The UK was also rapped by Amnesty International over supplying Riyadh with British-made cluster bombs, which have likewise been used against civilians in Yemen.
Elsewhere in Sa’ada, Saudi warplanes launched air raids on the district of Shada on Sunday.
Three Saudi airstrikes also hit al-Nahdin district in Sana’a Province.
However, there were no immediate reports of causalities from the air raids.
Also on Sunday, at least a woman was killed and two other people were wounded in Saudi airstrikes on residential areas in the Matun district of Jawf Province.
Saudi warplanes also destroyed the building of Doctors’ Syndicate in the western province of Hudaydah overnight. Two civilians were injured in the air raids, one of them critically.
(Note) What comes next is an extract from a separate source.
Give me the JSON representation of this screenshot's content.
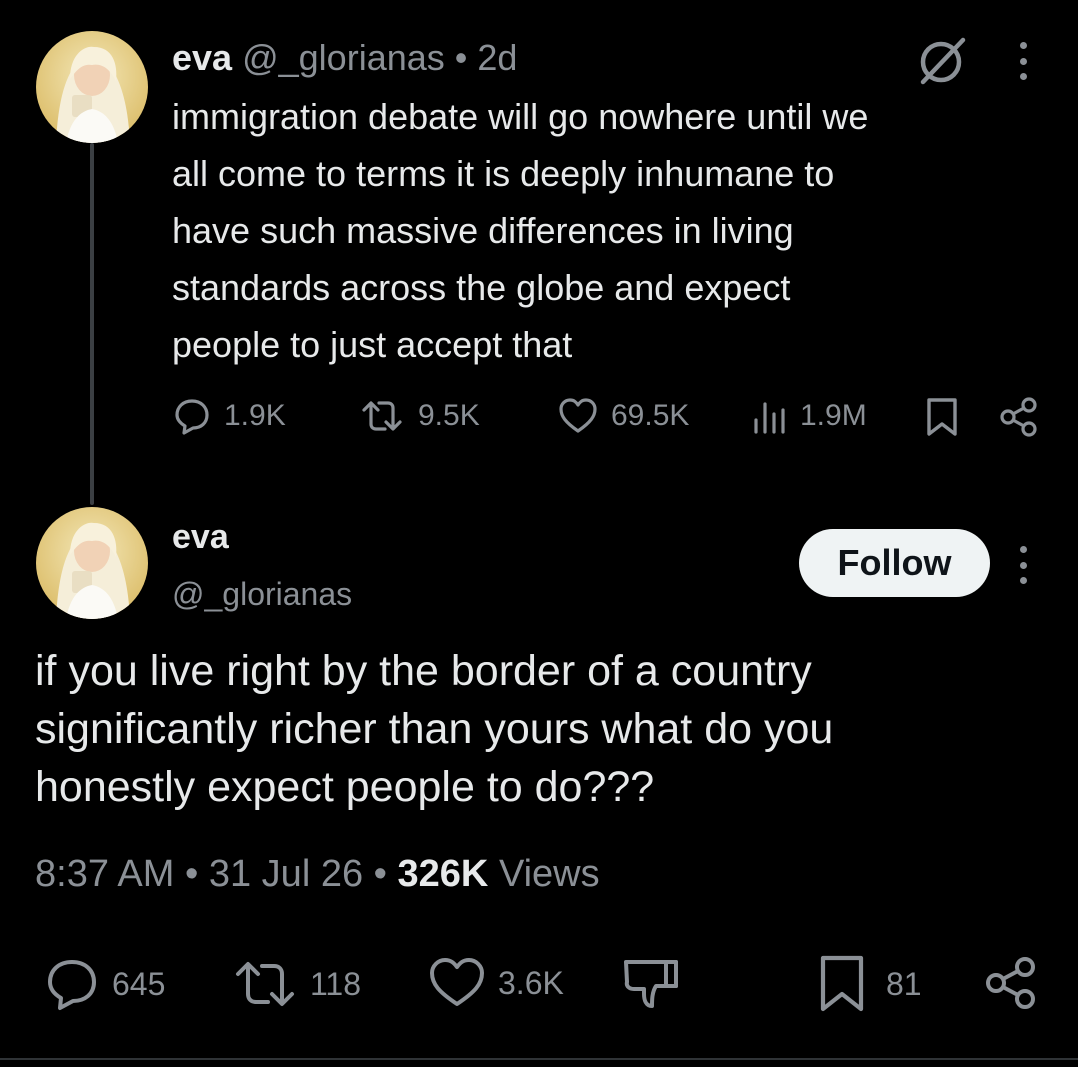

Separately, Saudi-backed mercenaries fired mortar shells at a market in the Bir Basha area in the southwestern province of Ta’izz early on Monday, killing and injuring a number of Yemenis.
Also in the early hours of Monday, a heavy explosion hit the entrance to the central prison in Mansoura district in the province of Aden in southern Yemen, killing and injuring an unspecified number of people.
Saudi Arabia has been incessantly pounding Yemen since March 2015, with the UN putting the death toll from the military aggression at about 10,000. The offensive was launched in an attempt to reinstate Abd Rabbuh Mansur Hadi, a Saudi ally who has resigned as Yemen’s president. That prospect has so far proven out of hand for the Riyadh regime.